▸ PROBLEM TO SOLVE:
Check each line below for the word "その他の便利な支払い", and copy those that have it.

▸ SUPPLIED MATERIAL:

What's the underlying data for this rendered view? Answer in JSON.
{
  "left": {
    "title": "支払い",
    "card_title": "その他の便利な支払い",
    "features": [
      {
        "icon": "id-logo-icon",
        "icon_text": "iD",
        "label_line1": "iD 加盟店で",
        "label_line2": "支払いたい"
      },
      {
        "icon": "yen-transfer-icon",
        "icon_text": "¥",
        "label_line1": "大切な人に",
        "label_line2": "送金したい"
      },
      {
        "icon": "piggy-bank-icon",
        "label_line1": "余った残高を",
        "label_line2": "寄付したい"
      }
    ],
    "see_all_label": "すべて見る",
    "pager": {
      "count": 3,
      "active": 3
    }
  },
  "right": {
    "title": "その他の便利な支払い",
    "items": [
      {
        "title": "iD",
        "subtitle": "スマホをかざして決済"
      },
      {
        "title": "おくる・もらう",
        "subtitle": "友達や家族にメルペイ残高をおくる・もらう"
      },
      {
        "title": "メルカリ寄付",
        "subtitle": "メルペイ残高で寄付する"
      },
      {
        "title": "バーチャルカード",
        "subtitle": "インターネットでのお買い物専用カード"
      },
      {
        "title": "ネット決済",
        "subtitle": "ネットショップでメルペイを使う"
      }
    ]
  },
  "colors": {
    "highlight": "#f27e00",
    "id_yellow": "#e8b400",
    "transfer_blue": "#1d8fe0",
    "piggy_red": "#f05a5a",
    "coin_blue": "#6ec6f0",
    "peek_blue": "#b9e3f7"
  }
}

▸ RESPONSE TO THIS EXERCISE:
    "card_title": "その他の便利な支払い",
    "title": "その他の便利な支払い",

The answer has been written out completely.